Many of the guns fielded by the French in 1940 were captured and used by Germany for the rest of the war. In German service, the standard GPF version was known as the 15,5 cm K 418(f), the GPF-CA as the 15,5 cm K 417(f) and the GPF-T as the 15,5 cm K 419(f). It served with heavy artillery battalions in the Afrika Korps and on coast defense duties.[4][9] On D-Day in 1944, the German Army had over 50 of the 155 mm French guns in sites on the northern French beaches. A battery of six of these guns near four empty emplacements for larger guns was the cause of the actions at Pointe du Hoc in June 1944.[10][3]

Surviving examples[edit]

Many of these weapons survive as memorials. The following list is not exhaustive:[11]
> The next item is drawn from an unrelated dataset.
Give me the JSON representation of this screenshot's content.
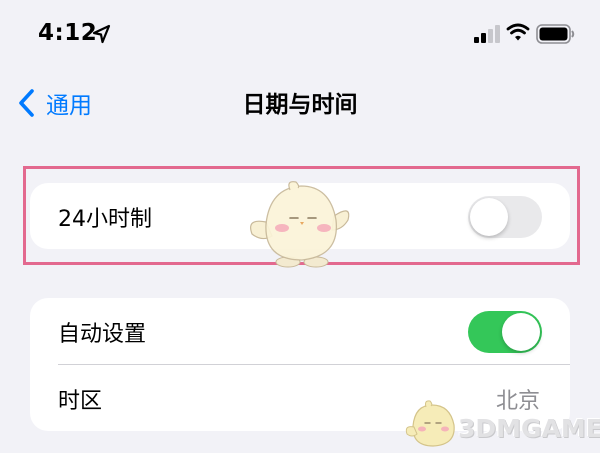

* one gun in marks Mississippi ( # 367 ) 1918-A1 Dodge Brothers


See also[edit]

Weapons of comparable role, performance and era[edit]


  1. ^ American guns in the war with Germany. E.P. Dutton & company. 1920.
  2. ^ Berhow, Mark A., ed. (2015). American Seacoast Defenses, A Reference Guide, Third Edition. McLean, Virginia: CDSG Press. pp. 200–231. ISBN 978-0-9748167-3-9.
  3. ^ a b "M1918 155 GPF 155mm Field Gun / Coastal Artillery - United States". Retrieved 15 April 2018.
  4. ^ a b c d Mas, Cédric (July 2010). "155 mm Grande Puissance Filloux : un canon quasi-centenaire". Trucks & Tanks Magazine (in French). No. 20. pp. 54–67.
  5. ^ "Canon de 155 GPF mle 1917 Field Gun - France". Retrieved 15 April 2018.
  6. ^ a b Vauvillier, François; Touraine, Jean-Michel; Jeudy, Jean-Gabriel (1992). L'Automobile Sous l'Uniforme 1939–1940 [The Automobile in Uniform 1939–1940] (in French). Ch. Massin. p. 217. ISBN 2-7072-0197-9.
  7. ^ Crawford, Steve; Chant, Chris. Artillery of World War II. p.11
  8. ^ "M1918 155 GPF 155mm Field Gun / Coastal Artillery - United States". Retrieved 15 April 2018.
  9. ^ Gander, Terry; Chamberlain, Peter (2008) [1999]. Enzyklopädie deutscher Waffen : 1939-1945 : Handwaffen, Artillerie, Beutewaffen, Sonderwaffen (2nd ed.). Stuttgart: Motorbuch. pp. 219–220. ISBN 978-3-613-02481-6. OCLC 54425706.
  10. ^ "". Archived from the original on 3 January 2016. Retrieved 15 April 2018.
  11. ^ Berhow, pp. 237–238


  • van der Vat, Dan; Eisenhower, John S. D. D-Day: The Greatest Invasion—A People's History. Bloomsbury Publishing Plc, ISBN 1-58234-314-4.
  • Gander, Terry and Chamberlain, Peter. Weapons of the Third Reich: An Encyclopedic Survey of All Small Arms, Artillery and Special Weapons of the German Land Forces 1939–1945. New York: Doubleday, 1979 ISBN 0-385-15090-3
  • Touzin, Pierre; Vauvillier, François (2006). Les Matériels de l'Armée Française: Les canons de la victoire, 1914–1918. Tome 1: L'Artillerie de Campagne. Paris: Histoire et Collections. ISBN 2-35250-022-2.
  • 155-Millimeter Gun Materiel, Model of 1918 (Filloux) Handbook of artillery: including mobile, anti-aircraft and trench matériel (1920) US Army Ordnance Dept, May 1920. Pages 229–245.

External links[edit]